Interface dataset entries
•••

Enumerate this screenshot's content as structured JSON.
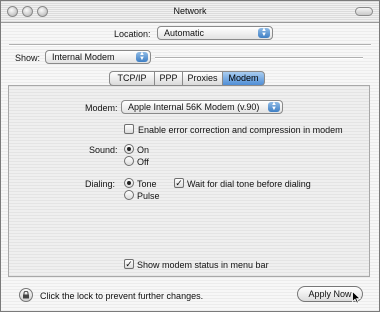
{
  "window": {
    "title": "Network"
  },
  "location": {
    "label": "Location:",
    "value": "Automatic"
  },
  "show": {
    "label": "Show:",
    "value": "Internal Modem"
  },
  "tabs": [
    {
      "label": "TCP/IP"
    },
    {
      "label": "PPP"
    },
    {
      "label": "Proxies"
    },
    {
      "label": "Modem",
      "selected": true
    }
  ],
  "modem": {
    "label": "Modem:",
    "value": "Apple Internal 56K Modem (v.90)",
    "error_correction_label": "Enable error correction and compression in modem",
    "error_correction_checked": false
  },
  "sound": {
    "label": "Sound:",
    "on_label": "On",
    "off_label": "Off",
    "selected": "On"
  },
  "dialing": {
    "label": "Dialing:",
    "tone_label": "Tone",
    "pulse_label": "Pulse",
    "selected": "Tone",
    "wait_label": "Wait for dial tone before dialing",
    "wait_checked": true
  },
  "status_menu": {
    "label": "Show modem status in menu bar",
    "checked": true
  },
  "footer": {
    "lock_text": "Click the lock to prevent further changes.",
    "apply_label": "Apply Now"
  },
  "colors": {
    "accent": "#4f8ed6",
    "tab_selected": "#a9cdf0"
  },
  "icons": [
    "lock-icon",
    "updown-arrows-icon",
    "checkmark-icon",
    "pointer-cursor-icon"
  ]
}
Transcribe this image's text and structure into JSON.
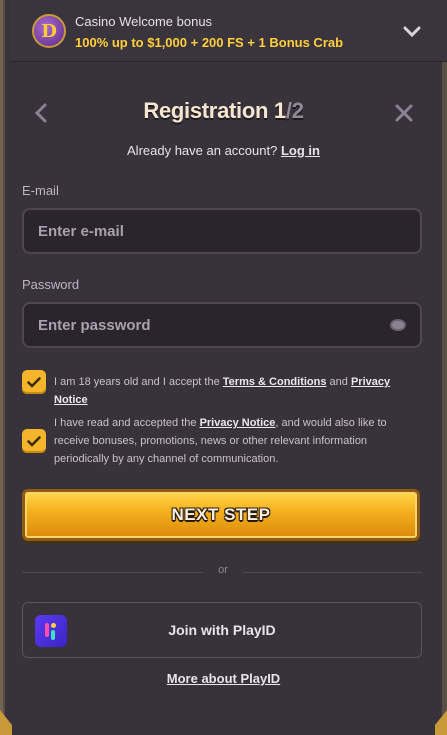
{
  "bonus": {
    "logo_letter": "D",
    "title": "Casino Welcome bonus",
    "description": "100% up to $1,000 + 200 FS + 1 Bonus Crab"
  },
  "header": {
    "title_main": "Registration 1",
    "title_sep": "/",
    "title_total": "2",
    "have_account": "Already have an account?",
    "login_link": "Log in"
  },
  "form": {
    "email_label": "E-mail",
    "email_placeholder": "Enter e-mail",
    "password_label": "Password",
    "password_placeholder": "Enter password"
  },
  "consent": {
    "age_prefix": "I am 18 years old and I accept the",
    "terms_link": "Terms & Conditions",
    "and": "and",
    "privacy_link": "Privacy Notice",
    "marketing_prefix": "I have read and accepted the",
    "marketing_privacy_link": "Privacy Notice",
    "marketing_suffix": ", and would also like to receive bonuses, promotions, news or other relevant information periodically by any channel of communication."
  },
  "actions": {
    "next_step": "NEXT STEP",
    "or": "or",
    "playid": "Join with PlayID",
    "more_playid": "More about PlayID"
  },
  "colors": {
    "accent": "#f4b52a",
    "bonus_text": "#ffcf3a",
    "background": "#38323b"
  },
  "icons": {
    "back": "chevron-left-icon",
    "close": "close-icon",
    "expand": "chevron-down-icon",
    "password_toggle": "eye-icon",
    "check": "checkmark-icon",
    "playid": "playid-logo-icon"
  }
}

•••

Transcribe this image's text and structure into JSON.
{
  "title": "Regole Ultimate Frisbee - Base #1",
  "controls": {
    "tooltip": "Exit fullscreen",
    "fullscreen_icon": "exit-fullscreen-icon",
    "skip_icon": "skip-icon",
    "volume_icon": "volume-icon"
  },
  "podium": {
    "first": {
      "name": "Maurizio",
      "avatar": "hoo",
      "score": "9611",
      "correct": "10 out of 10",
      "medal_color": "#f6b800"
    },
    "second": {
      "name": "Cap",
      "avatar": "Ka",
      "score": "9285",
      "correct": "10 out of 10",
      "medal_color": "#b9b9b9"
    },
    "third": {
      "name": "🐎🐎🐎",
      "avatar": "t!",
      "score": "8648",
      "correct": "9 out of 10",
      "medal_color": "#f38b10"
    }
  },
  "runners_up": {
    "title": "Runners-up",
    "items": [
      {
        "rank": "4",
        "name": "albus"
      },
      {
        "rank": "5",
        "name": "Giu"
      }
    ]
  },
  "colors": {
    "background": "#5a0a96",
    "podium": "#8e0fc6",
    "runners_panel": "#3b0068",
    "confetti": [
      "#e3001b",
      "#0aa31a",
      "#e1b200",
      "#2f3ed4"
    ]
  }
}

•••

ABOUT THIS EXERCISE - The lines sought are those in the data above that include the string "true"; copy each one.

SOLVED PROBLEM -
      "selected": true
    "wait_checked": true
    "checked": true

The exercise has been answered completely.